Paper No. 67-4
Presentation Time: 2:15 PM
INSIDE A WRINKLE RIDGE: STRUCTURAL INVESTIGATION OF AN EARTH ANALOGUE IN THE YAKIMA FOLD AND THRUST BELT, WA

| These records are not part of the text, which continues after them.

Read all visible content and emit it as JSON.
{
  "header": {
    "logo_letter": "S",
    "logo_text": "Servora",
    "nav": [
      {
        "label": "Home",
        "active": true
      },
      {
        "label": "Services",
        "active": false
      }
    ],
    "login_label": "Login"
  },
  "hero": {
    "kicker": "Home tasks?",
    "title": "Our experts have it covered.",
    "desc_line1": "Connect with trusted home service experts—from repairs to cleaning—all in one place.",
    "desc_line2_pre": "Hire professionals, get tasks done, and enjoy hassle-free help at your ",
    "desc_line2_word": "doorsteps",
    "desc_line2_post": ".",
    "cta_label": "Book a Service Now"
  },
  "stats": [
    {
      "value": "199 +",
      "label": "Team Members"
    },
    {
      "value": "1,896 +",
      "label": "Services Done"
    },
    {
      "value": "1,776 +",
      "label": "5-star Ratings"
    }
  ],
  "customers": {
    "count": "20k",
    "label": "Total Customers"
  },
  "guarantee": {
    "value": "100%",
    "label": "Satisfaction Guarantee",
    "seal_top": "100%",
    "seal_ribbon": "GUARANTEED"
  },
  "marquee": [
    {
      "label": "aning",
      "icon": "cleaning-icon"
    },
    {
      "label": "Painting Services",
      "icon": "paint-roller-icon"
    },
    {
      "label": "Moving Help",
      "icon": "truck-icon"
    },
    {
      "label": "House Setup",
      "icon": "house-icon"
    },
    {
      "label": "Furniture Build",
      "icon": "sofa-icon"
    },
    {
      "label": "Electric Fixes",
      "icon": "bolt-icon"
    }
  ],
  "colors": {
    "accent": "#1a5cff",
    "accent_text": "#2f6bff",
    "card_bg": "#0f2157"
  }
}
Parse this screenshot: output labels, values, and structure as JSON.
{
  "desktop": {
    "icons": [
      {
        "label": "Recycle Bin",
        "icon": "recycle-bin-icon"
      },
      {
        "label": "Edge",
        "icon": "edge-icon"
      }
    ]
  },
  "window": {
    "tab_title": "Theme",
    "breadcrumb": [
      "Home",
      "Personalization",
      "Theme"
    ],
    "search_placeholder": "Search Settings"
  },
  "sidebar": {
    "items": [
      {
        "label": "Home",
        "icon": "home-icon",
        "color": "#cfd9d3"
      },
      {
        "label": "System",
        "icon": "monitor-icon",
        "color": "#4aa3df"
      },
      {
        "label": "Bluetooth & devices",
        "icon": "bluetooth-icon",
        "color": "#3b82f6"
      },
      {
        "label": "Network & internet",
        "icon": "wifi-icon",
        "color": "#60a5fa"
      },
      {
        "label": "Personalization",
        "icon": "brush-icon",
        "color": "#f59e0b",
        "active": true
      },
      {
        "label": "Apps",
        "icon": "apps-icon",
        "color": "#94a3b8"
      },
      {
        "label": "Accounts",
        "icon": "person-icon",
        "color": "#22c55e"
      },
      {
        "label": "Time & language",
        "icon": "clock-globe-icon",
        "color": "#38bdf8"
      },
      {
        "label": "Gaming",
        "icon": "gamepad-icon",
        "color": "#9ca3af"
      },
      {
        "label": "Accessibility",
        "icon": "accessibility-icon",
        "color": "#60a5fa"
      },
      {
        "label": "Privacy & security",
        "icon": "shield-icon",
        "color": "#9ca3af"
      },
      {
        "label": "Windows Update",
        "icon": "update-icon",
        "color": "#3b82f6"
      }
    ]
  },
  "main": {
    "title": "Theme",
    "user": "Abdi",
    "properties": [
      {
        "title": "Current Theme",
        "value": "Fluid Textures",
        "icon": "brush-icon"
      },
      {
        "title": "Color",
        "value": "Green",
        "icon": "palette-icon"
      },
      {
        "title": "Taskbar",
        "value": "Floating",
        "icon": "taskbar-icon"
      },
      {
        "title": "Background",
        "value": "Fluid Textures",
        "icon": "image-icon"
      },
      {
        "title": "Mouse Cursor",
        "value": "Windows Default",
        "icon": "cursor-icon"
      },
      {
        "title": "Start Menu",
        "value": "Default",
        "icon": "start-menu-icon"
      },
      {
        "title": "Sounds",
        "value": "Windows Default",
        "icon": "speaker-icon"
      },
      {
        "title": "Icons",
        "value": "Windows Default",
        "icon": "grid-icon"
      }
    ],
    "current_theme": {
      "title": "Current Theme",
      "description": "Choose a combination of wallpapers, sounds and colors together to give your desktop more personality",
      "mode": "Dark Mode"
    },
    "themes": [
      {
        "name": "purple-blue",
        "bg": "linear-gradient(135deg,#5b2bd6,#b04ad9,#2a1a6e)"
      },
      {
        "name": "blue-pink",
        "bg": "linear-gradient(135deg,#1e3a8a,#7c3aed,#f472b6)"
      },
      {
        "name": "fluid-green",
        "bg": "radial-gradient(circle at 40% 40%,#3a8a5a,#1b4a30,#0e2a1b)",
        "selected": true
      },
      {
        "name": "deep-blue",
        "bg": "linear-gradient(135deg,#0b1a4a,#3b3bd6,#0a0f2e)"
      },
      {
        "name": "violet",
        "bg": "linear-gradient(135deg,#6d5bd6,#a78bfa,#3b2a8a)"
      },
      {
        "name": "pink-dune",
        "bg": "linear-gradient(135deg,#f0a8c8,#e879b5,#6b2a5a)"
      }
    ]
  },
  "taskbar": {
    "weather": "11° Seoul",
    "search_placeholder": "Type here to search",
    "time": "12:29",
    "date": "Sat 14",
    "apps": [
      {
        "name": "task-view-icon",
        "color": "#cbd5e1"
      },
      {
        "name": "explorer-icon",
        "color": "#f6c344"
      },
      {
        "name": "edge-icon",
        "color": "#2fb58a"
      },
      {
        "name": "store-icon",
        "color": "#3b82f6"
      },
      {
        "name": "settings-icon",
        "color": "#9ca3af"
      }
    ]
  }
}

Thrust fault-related landforms are observed on many solar system bodies, including Earth. These landforms exhibit a wide range of planforms and morphologies, from linear map patterns and asymmetric topography to sinuous, segmented map patterns showing alternating asymmetry of ridges. Among such landforms, so-called wrinkle ridges are the most morphologically complex. Thus, understanding the three-dimensional structural complexity that produces such map patterns and morphologies is important for developing kinematic models of uplift and for deducing the strain accommodated by the developing structure. Various techniques like elastic dislocation modeling, observing structural exposures in planetary imagery, and comparing thrust fault-related landforms to Earth analogues have been used to investigate the underlying structural geometry of the ridges. However, studies of Earth analogues, identified by asymmetric profiles and parallel alignment of ridges, have been limited to the presence of surface breaking thrust faults and the dip of those faults at outcrops, leaving the complicated subsurface structure unexplored. We investigate the structure of a ridge within the Yakima Fold and Thrust Belt (YFTB), central Washington. Saddle Mountain is a ~70 km E-W-oriented ridge of deformed Columbia River Flood Basalt that diverges westward into two separate ridges, Manastash Ridge and Boylston Mountain. The research presented here synthesizes 384 field measurements of basalt flow contacts, 10 well logs (three over 3 km deep), three ~10 km seismic profiles, a 10m digital elevation model, and geologic maps to produce a 3D model of the interior structure the ridge. This model was developed using Midland Valley’s MOVE Structural Geology Software. Ten cross sections were produced and interpolated to show changes in fault depth, linkage, shape, orientation, and resulting deformation across the ridges. Faults dip more steeply at depth than anticipated and often link with back thrusts, and structural geometry transitions from symmetric to asymmetric fault systems from east to west. This detailed model illuminates the complexity of the structural geometry within a terrestrial “wrinkle ridge”.